Northeastern Section - 42nd Annual Meeting (12–14 March 2007)

Paper No. 9
Presentation Time: 11:15 AM


WEST Jr, David P., Geology Dept, Middlebury College, Middlebury, VT 05753, BERRY, Henry N., Maine Geological Survey, 22 State House Station, Augusta, ME 04469 and GERBI, Christopher, School of Earth and Climate Sciences, University of Maine, Orono, ME 04469,

Osberg et al. (1989) called attention to an area of central New England in which “flat” or recumbent structural features are dominant, in contrast to surrounding parts of the orogen in which upright structures dominate (see their Plate 4, Map B). These authors suggested several testable hypotheses which might account for this difference in structural style between the two regions, including: (1) a decrease in intensity of upright folds in the flat region where they would still be present but not dominant; (2) a reorientation of upright folds into flat orientations by a younger deformation affecting only the flat region; or (3) a fundamentally different stress orientation at different crustal levels, simultaneously producing upright and flat structures in lower and higher temperature regimes, respectively. The critical data, lacking in 1989, is the age of the deformational fabrics in question. Here we report on new structural and geochronologic data from south-central Maine that bears on the question of timing.

Detailed mapping along the southeastern margin of the central Maine sequence in the Bowdoinham 7.5' quadrangle (in the zone of “flat structures”) has revealed the presence of a previously unrecognized, strongly deformed and recrystallized plutonic complex – the Hornbeam Hill gneiss. The plutonic gneiss, along with the surrounding country rocks, contains a north-northwest-trending relatively shallow dipping regional foliation that is consistent with fabrics in the zone of flat structures. A U-Pb (SHRIMP) zircon crystallization age of 393 ± 4 Ma dates the intrusion of the Hornbeam Hill gneiss, and since this plutonic gneiss contains the regional fabric, the “flat foliation” must have formed after the ca. 393 Ma intrusion of the pluton.

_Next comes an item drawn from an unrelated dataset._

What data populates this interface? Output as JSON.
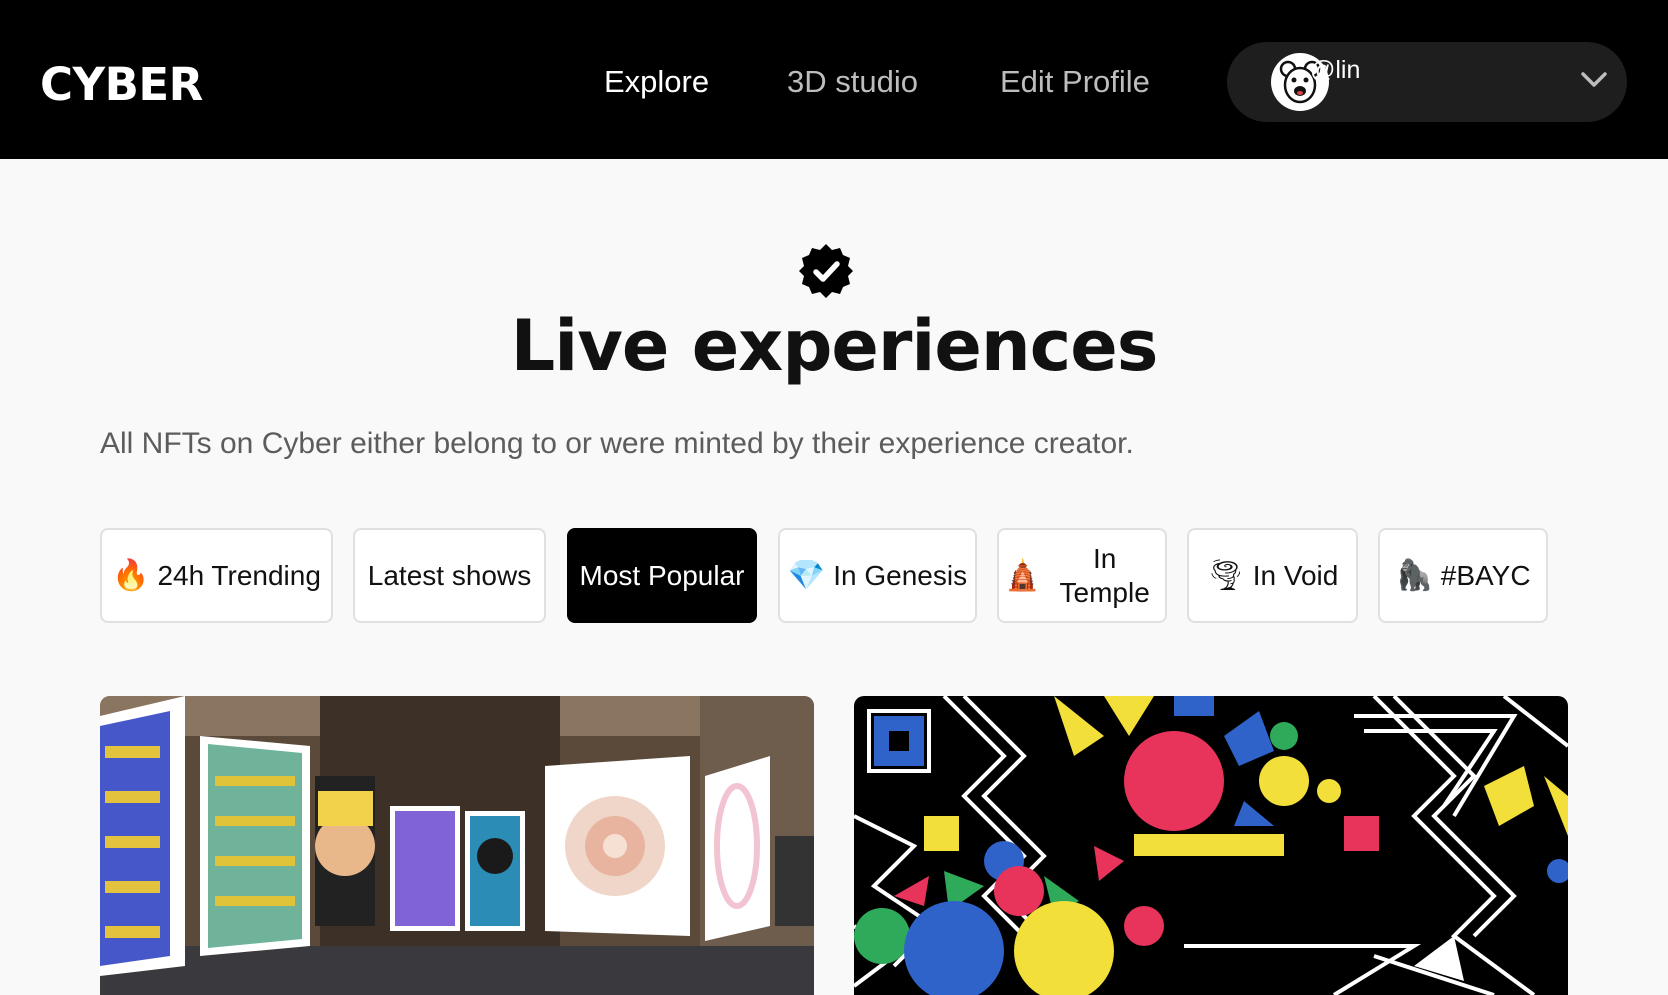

Along strike to the northeast, in the Waterville area within the zone of upright structures, Tucker et al. (2001) have established that upright folding in the Central Maine sequence must be older than 399 ± 1 Ma dikes that cut them. Thus, in the area of our study, the upright structures are distinctly older than the flat structures. This suggests the two distinctly different structural styles do not represent the partitioning of strain (either vertically or horizontally) during the same deformational episode, but rather they represent two temporally and kinematically distinct deformational events.